This is a sweet book about a fairy cursed to do what no fairy ought to do. Kill. I read it for review, and, honestly, I think it needs more attention.
So go get it. And read it.
Not sure what else to say about it. It's short and sweet, characters are endearing.
I liked it.
Theodosia and the Serpents of Chaos by R. L. LaFevers
This is another book for those who love mythology. Strictly Egyptian this time, and not from a sciency angle. In this book, Egyptian curses are real, and Theodosia, an 11-year-old girl in Edwardian times who lives in a museum half of the time because her father's a curator there and her mother's an archaeologist.
Theo has the unique ability to sense Egyptian curses, and it's her self-assumed duty to remove curses. About my only annoyance in this book is that the adults are generally incompetent, but such is a common issue in Juvenile fiction.
Song of the Sword by Hope Ann
I love fairy tale retellings, and this retelling of Rapunzel instantly became one of my favorites. It is the second book of a series, but I read it first and it didn't cause very much confusion for me. The previous book is good too, so far as Beauty and the Beast retellings go, but I love this book more.
It is Christian Fantasy with allegory elements, but it's well done. If you like that sort of story, you'll probably love it - though there's also some pretty strong magical elements. My kind of story, basically.
Oh, and there's no romance, despite being a fairy tale retelling. Mmhm.
Please Don't Tell My Parents I'm a Supervillain by Richard Roberts
I've been on a bit of a Superhero kick for a while now. I claim that it's in research for HaV Academy, my superhero dystopia, but, eh. Anywho, my favorites in the genre are ones that take the tropes and turn them on their head.
For instance, this book is about the daughter of Superheroes who, together with her two best friends, was in the wrong place in the wrong time and the trio are labeled as supervillains. Things escalate, and Penny really should have come clean with her parents after the initial incident, but it's still terrible fun. I highly recommend.
And I need to get my hands on the next two books.
Joshua Dread by Lee Bacon
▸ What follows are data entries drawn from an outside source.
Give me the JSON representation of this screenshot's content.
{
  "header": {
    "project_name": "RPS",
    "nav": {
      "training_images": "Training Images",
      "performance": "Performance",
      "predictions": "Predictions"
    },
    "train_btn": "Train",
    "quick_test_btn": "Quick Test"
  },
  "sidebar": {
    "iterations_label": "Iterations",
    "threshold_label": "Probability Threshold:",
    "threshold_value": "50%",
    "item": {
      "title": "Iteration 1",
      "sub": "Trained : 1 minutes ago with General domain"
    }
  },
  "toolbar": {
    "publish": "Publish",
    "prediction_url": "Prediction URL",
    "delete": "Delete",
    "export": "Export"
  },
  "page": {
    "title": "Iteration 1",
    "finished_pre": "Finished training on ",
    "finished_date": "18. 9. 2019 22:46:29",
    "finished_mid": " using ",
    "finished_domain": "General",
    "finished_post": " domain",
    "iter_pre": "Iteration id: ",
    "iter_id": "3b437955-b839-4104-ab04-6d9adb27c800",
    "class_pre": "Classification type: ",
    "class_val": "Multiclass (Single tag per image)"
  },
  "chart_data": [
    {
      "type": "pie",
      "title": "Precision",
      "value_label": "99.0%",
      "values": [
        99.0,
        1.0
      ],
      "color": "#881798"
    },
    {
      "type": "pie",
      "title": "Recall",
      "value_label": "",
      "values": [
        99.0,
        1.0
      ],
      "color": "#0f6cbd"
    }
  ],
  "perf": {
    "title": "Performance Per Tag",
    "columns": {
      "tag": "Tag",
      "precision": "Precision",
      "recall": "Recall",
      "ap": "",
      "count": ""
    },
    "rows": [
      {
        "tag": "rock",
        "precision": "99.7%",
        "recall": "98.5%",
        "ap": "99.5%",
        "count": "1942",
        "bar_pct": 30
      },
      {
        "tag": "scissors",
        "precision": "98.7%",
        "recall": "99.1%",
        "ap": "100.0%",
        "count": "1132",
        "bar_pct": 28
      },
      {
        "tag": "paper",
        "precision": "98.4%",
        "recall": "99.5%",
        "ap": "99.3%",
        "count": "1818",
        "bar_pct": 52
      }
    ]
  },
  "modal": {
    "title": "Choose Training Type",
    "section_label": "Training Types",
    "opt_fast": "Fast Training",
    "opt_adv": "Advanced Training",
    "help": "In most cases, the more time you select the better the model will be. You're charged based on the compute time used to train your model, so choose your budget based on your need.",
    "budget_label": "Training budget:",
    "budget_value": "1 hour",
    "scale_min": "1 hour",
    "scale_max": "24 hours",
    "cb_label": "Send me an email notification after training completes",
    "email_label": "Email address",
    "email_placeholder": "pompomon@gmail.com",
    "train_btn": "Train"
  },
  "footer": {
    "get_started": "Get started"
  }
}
And while on the topic of Superheros, this one's the story of a kid who's the son of supervillains and accidentally becomes friends with the daughter of his parents' arch-rival. And then they have to band together and save his parents when they mysteriously go missing.
It's awesome. Go read it.
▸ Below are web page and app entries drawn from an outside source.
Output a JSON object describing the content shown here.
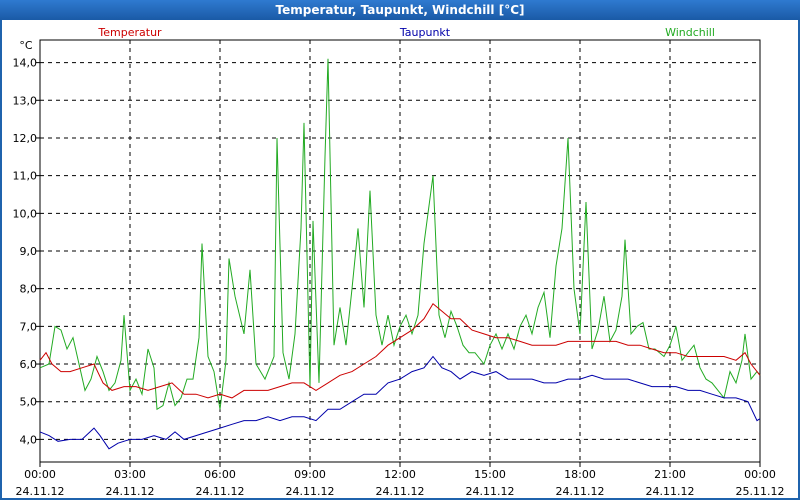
{
  "window": {
    "title": "Temperatur, Taupunkt, Windchill [°C]"
  },
  "chart_data": {
    "type": "line",
    "ylabel": "°C",
    "ylim": [
      3.4,
      14.6
    ],
    "yticks": [
      4.0,
      5.0,
      6.0,
      7.0,
      8.0,
      9.0,
      10.0,
      11.0,
      12.0,
      13.0,
      14.0
    ],
    "ytick_labels": [
      "4,0",
      "5,0",
      "6,0",
      "7,0",
      "8,0",
      "9,0",
      "10,0",
      "11,0",
      "12,0",
      "13,0",
      "14,0"
    ],
    "xlim": [
      0,
      24
    ],
    "xticks": [
      {
        "hour": 0,
        "time": "00:00",
        "date": "24.11.12"
      },
      {
        "hour": 3,
        "time": "03:00",
        "date": "24.11.12"
      },
      {
        "hour": 6,
        "time": "06:00",
        "date": "24.11.12"
      },
      {
        "hour": 9,
        "time": "09:00",
        "date": "24.11.12"
      },
      {
        "hour": 12,
        "time": "12:00",
        "date": "24.11.12"
      },
      {
        "hour": 15,
        "time": "15:00",
        "date": "24.11.12"
      },
      {
        "hour": 18,
        "time": "18:00",
        "date": "24.11.12"
      },
      {
        "hour": 21,
        "time": "21:00",
        "date": "24.11.12"
      },
      {
        "hour": 24,
        "time": "00:00",
        "date": "25.11.12"
      }
    ],
    "grid": true,
    "legend_position": "top",
    "series": [
      {
        "name": "Temperatur",
        "color": "#cc0000",
        "points": [
          [
            0.0,
            6.1
          ],
          [
            0.2,
            6.3
          ],
          [
            0.4,
            6.0
          ],
          [
            0.7,
            5.8
          ],
          [
            1.0,
            5.8
          ],
          [
            1.4,
            5.9
          ],
          [
            1.8,
            6.0
          ],
          [
            2.1,
            5.5
          ],
          [
            2.4,
            5.3
          ],
          [
            2.8,
            5.4
          ],
          [
            3.2,
            5.4
          ],
          [
            3.6,
            5.3
          ],
          [
            4.0,
            5.4
          ],
          [
            4.4,
            5.5
          ],
          [
            4.8,
            5.2
          ],
          [
            5.2,
            5.2
          ],
          [
            5.6,
            5.1
          ],
          [
            6.0,
            5.2
          ],
          [
            6.4,
            5.1
          ],
          [
            6.8,
            5.3
          ],
          [
            7.2,
            5.3
          ],
          [
            7.6,
            5.3
          ],
          [
            8.0,
            5.4
          ],
          [
            8.4,
            5.5
          ],
          [
            8.8,
            5.5
          ],
          [
            9.2,
            5.3
          ],
          [
            9.6,
            5.5
          ],
          [
            10.0,
            5.7
          ],
          [
            10.4,
            5.8
          ],
          [
            10.8,
            6.0
          ],
          [
            11.2,
            6.2
          ],
          [
            11.6,
            6.5
          ],
          [
            12.0,
            6.7
          ],
          [
            12.4,
            6.9
          ],
          [
            12.8,
            7.2
          ],
          [
            13.1,
            7.6
          ],
          [
            13.4,
            7.4
          ],
          [
            13.7,
            7.2
          ],
          [
            14.0,
            7.2
          ],
          [
            14.4,
            6.9
          ],
          [
            14.8,
            6.8
          ],
          [
            15.2,
            6.7
          ],
          [
            15.6,
            6.7
          ],
          [
            16.0,
            6.6
          ],
          [
            16.4,
            6.5
          ],
          [
            16.8,
            6.5
          ],
          [
            17.2,
            6.5
          ],
          [
            17.6,
            6.6
          ],
          [
            18.0,
            6.6
          ],
          [
            18.4,
            6.6
          ],
          [
            18.8,
            6.6
          ],
          [
            19.2,
            6.6
          ],
          [
            19.6,
            6.5
          ],
          [
            20.0,
            6.5
          ],
          [
            20.4,
            6.4
          ],
          [
            20.8,
            6.3
          ],
          [
            21.2,
            6.3
          ],
          [
            21.6,
            6.2
          ],
          [
            22.0,
            6.2
          ],
          [
            22.4,
            6.2
          ],
          [
            22.8,
            6.2
          ],
          [
            23.2,
            6.1
          ],
          [
            23.5,
            6.3
          ],
          [
            23.7,
            6.0
          ],
          [
            24.0,
            5.7
          ]
        ]
      },
      {
        "name": "Taupunkt",
        "color": "#0000aa",
        "points": [
          [
            0.0,
            4.2
          ],
          [
            0.3,
            4.1
          ],
          [
            0.6,
            3.95
          ],
          [
            1.0,
            4.0
          ],
          [
            1.4,
            4.0
          ],
          [
            1.8,
            4.3
          ],
          [
            2.0,
            4.1
          ],
          [
            2.3,
            3.75
          ],
          [
            2.6,
            3.9
          ],
          [
            3.0,
            4.0
          ],
          [
            3.4,
            4.0
          ],
          [
            3.8,
            4.1
          ],
          [
            4.2,
            4.0
          ],
          [
            4.5,
            4.2
          ],
          [
            4.8,
            4.0
          ],
          [
            5.2,
            4.1
          ],
          [
            5.6,
            4.2
          ],
          [
            6.0,
            4.3
          ],
          [
            6.4,
            4.4
          ],
          [
            6.8,
            4.5
          ],
          [
            7.2,
            4.5
          ],
          [
            7.6,
            4.6
          ],
          [
            8.0,
            4.5
          ],
          [
            8.4,
            4.6
          ],
          [
            8.8,
            4.6
          ],
          [
            9.2,
            4.5
          ],
          [
            9.6,
            4.8
          ],
          [
            10.0,
            4.8
          ],
          [
            10.4,
            5.0
          ],
          [
            10.8,
            5.2
          ],
          [
            11.2,
            5.2
          ],
          [
            11.6,
            5.5
          ],
          [
            12.0,
            5.6
          ],
          [
            12.4,
            5.8
          ],
          [
            12.8,
            5.9
          ],
          [
            13.1,
            6.2
          ],
          [
            13.4,
            5.9
          ],
          [
            13.7,
            5.8
          ],
          [
            14.0,
            5.6
          ],
          [
            14.4,
            5.8
          ],
          [
            14.8,
            5.7
          ],
          [
            15.2,
            5.8
          ],
          [
            15.6,
            5.6
          ],
          [
            16.0,
            5.6
          ],
          [
            16.4,
            5.6
          ],
          [
            16.8,
            5.5
          ],
          [
            17.2,
            5.5
          ],
          [
            17.6,
            5.6
          ],
          [
            18.0,
            5.6
          ],
          [
            18.4,
            5.7
          ],
          [
            18.8,
            5.6
          ],
          [
            19.2,
            5.6
          ],
          [
            19.6,
            5.6
          ],
          [
            20.0,
            5.5
          ],
          [
            20.4,
            5.4
          ],
          [
            20.8,
            5.4
          ],
          [
            21.2,
            5.4
          ],
          [
            21.6,
            5.3
          ],
          [
            22.0,
            5.3
          ],
          [
            22.4,
            5.2
          ],
          [
            22.8,
            5.1
          ],
          [
            23.2,
            5.1
          ],
          [
            23.6,
            5.0
          ],
          [
            23.9,
            4.5
          ],
          [
            24.0,
            4.55
          ]
        ]
      },
      {
        "name": "Windchill",
        "color": "#22aa22",
        "points": [
          [
            0.0,
            5.9
          ],
          [
            0.3,
            6.0
          ],
          [
            0.5,
            7.0
          ],
          [
            0.7,
            6.9
          ],
          [
            0.9,
            6.4
          ],
          [
            1.1,
            6.7
          ],
          [
            1.3,
            6.0
          ],
          [
            1.5,
            5.3
          ],
          [
            1.7,
            5.6
          ],
          [
            1.9,
            6.2
          ],
          [
            2.1,
            5.8
          ],
          [
            2.3,
            5.3
          ],
          [
            2.5,
            5.5
          ],
          [
            2.7,
            6.1
          ],
          [
            2.8,
            7.3
          ],
          [
            3.0,
            5.3
          ],
          [
            3.2,
            5.6
          ],
          [
            3.4,
            5.2
          ],
          [
            3.6,
            6.4
          ],
          [
            3.8,
            5.9
          ],
          [
            3.9,
            4.8
          ],
          [
            4.1,
            4.9
          ],
          [
            4.3,
            5.5
          ],
          [
            4.5,
            4.9
          ],
          [
            4.7,
            5.1
          ],
          [
            4.9,
            5.6
          ],
          [
            5.1,
            5.6
          ],
          [
            5.3,
            6.7
          ],
          [
            5.4,
            9.2
          ],
          [
            5.6,
            6.2
          ],
          [
            5.8,
            5.8
          ],
          [
            6.0,
            4.8
          ],
          [
            6.2,
            6.1
          ],
          [
            6.3,
            8.8
          ],
          [
            6.5,
            7.8
          ],
          [
            6.8,
            6.8
          ],
          [
            7.0,
            8.5
          ],
          [
            7.2,
            6.0
          ],
          [
            7.5,
            5.6
          ],
          [
            7.8,
            6.2
          ],
          [
            7.9,
            12.0
          ],
          [
            8.1,
            6.3
          ],
          [
            8.3,
            5.6
          ],
          [
            8.5,
            6.8
          ],
          [
            8.7,
            9.6
          ],
          [
            8.8,
            12.4
          ],
          [
            9.0,
            5.4
          ],
          [
            9.1,
            9.8
          ],
          [
            9.3,
            5.5
          ],
          [
            9.5,
            11.5
          ],
          [
            9.6,
            14.1
          ],
          [
            9.8,
            6.5
          ],
          [
            10.0,
            7.5
          ],
          [
            10.2,
            6.5
          ],
          [
            10.4,
            8.0
          ],
          [
            10.6,
            9.6
          ],
          [
            10.8,
            7.5
          ],
          [
            11.0,
            10.6
          ],
          [
            11.2,
            7.3
          ],
          [
            11.4,
            6.5
          ],
          [
            11.6,
            7.3
          ],
          [
            11.8,
            6.5
          ],
          [
            12.0,
            7.0
          ],
          [
            12.2,
            7.3
          ],
          [
            12.4,
            6.8
          ],
          [
            12.6,
            7.3
          ],
          [
            12.8,
            9.2
          ],
          [
            13.1,
            11.0
          ],
          [
            13.3,
            7.3
          ],
          [
            13.5,
            6.7
          ],
          [
            13.7,
            7.4
          ],
          [
            13.9,
            7.0
          ],
          [
            14.1,
            6.5
          ],
          [
            14.3,
            6.3
          ],
          [
            14.5,
            6.3
          ],
          [
            14.8,
            6.0
          ],
          [
            15.0,
            6.5
          ],
          [
            15.2,
            6.8
          ],
          [
            15.4,
            6.4
          ],
          [
            15.6,
            6.8
          ],
          [
            15.8,
            6.4
          ],
          [
            16.0,
            7.0
          ],
          [
            16.2,
            7.3
          ],
          [
            16.4,
            6.8
          ],
          [
            16.6,
            7.5
          ],
          [
            16.8,
            7.9
          ],
          [
            17.0,
            6.7
          ],
          [
            17.2,
            8.6
          ],
          [
            17.4,
            9.6
          ],
          [
            17.6,
            12.0
          ],
          [
            17.8,
            8.0
          ],
          [
            18.0,
            6.8
          ],
          [
            18.2,
            10.3
          ],
          [
            18.4,
            6.4
          ],
          [
            18.6,
            6.9
          ],
          [
            18.8,
            7.8
          ],
          [
            19.0,
            6.6
          ],
          [
            19.2,
            6.9
          ],
          [
            19.4,
            7.8
          ],
          [
            19.5,
            9.3
          ],
          [
            19.7,
            6.8
          ],
          [
            19.9,
            7.0
          ],
          [
            20.1,
            7.1
          ],
          [
            20.3,
            6.4
          ],
          [
            20.5,
            6.4
          ],
          [
            20.8,
            6.2
          ],
          [
            21.0,
            6.5
          ],
          [
            21.2,
            7.0
          ],
          [
            21.4,
            6.1
          ],
          [
            21.6,
            6.3
          ],
          [
            21.8,
            6.5
          ],
          [
            22.0,
            5.9
          ],
          [
            22.2,
            5.6
          ],
          [
            22.4,
            5.5
          ],
          [
            22.6,
            5.3
          ],
          [
            22.8,
            5.1
          ],
          [
            23.0,
            5.8
          ],
          [
            23.2,
            5.5
          ],
          [
            23.4,
            6.1
          ],
          [
            23.5,
            6.8
          ],
          [
            23.7,
            5.6
          ],
          [
            23.9,
            5.8
          ],
          [
            24.0,
            5.7
          ]
        ]
      }
    ]
  }
}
I, again, need to get my hands on this book's sequel. I think there's only one so far.
Crannig Castle by Morgan Elizabeth Huneke
Okay, yes, I do consider this author one of my best friends, but hey! That doesn't mean that my opinion about her writing is invalid. I'm a mite stingy with my praise, and if I like a book, it's because I like it.
I do recommend reading the first two books in this series and the companion novel, Espionage, first. They're all good books though, with an interesting twist on the portal fiction genre.
I might be working on a fanfic for this series, but you didn't hear that from me.
Dragon's Curse by H. L. Burke
Okay, yes, I like curses, apparently.
Anywho, I also like dragons, and this is the story of a herbalist (another thing I like) tasked with curing a king who has been poisoned by a dragon. And then a dragon moves into the mountain nearby and she befriends him.
It's awesome, and has brilliant plot twists. Go read it.
The Dragonet Prophecy by Tui T. Sutherland
And to end on the dragon note, I have The Dragonet Prophecy. My cousin found it in the library a few months back, fell in love, introduced it to another cousin, he fell in love, and eventually they reached a point in the series that our library didn't have.
So they went to my mom, who helped them get it through Overdrive. And she decided to read it while she was at it, and then I read it, and I rather liked it.
Awesome dragons, awesome worldbuilding, and I might have a small crush on Clay. Even though he's a dragon. And has a potential love interest who has too much fire.
I should probably back away and leave him alone.
And that's my ten books that I think that everyone should read and love.
Oh, and I plan to release the official information for Indie e-Con tomorrow - provided I can get rid of the headache I have right now, so stay tuned for that.